=== Begin Enclosure ===

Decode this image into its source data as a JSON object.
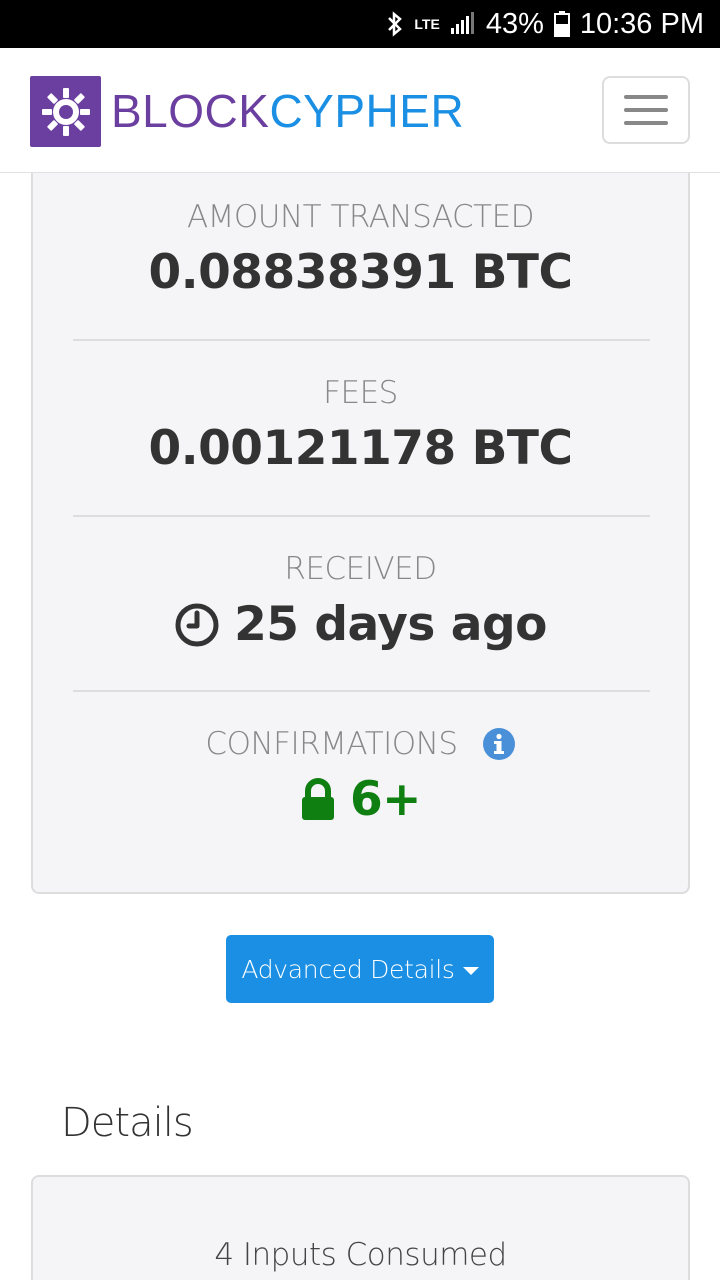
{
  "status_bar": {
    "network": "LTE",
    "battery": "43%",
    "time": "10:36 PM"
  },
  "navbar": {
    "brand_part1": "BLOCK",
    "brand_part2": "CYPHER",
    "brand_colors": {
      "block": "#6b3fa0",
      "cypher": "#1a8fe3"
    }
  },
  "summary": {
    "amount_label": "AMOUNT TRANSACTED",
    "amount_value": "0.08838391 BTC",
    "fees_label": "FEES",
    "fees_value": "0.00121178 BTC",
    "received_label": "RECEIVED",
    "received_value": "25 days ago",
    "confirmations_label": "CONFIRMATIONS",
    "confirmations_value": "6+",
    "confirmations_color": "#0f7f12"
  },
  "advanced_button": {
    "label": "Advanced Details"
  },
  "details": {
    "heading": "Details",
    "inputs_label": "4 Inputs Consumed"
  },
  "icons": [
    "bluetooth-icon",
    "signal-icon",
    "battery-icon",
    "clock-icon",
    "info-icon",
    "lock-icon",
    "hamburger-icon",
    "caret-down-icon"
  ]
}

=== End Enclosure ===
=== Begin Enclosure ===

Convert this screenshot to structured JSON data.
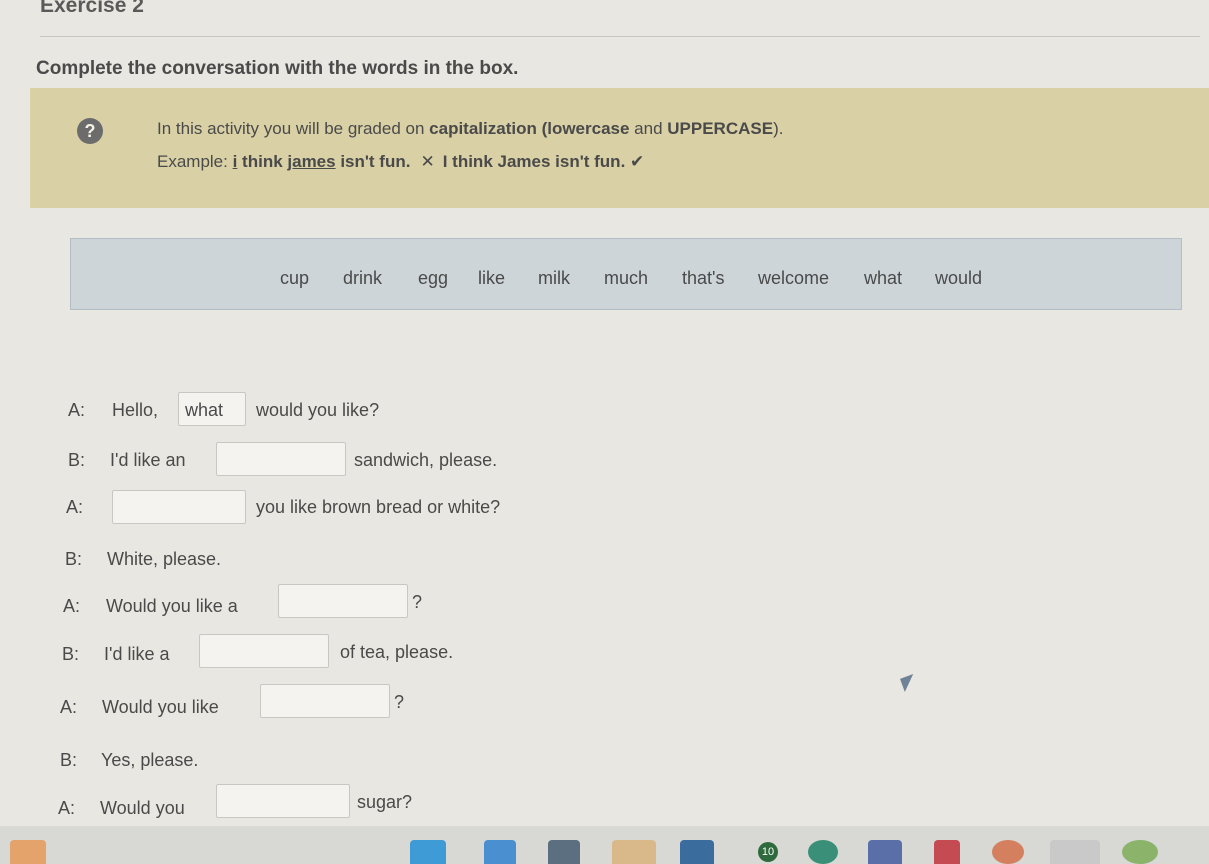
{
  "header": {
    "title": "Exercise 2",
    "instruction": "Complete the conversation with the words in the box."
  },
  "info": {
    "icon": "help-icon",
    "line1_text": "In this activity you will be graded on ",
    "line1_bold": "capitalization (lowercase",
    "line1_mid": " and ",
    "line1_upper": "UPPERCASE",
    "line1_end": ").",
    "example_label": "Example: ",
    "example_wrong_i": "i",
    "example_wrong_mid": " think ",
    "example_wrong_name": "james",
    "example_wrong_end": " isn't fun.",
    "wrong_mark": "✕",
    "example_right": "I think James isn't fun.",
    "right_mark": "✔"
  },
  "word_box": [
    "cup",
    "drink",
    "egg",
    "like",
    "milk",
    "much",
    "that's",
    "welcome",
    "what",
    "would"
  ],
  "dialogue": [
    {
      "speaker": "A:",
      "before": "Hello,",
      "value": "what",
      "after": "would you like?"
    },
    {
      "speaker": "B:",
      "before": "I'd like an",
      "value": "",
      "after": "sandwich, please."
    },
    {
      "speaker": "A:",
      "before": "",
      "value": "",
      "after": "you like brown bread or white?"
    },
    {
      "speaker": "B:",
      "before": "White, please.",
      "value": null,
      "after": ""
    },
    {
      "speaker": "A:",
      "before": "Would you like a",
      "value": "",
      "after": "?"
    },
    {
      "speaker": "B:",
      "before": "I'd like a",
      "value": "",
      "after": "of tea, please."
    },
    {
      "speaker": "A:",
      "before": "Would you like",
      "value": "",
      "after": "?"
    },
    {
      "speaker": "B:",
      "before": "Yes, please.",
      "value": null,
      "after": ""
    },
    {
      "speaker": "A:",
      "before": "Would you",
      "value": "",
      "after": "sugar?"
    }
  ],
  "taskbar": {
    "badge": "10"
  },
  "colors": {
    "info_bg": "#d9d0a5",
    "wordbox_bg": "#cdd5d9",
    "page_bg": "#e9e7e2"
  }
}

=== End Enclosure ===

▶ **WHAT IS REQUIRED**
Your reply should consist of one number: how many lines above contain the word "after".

▶ **SOLUTION TO THIS EXERCISE**
9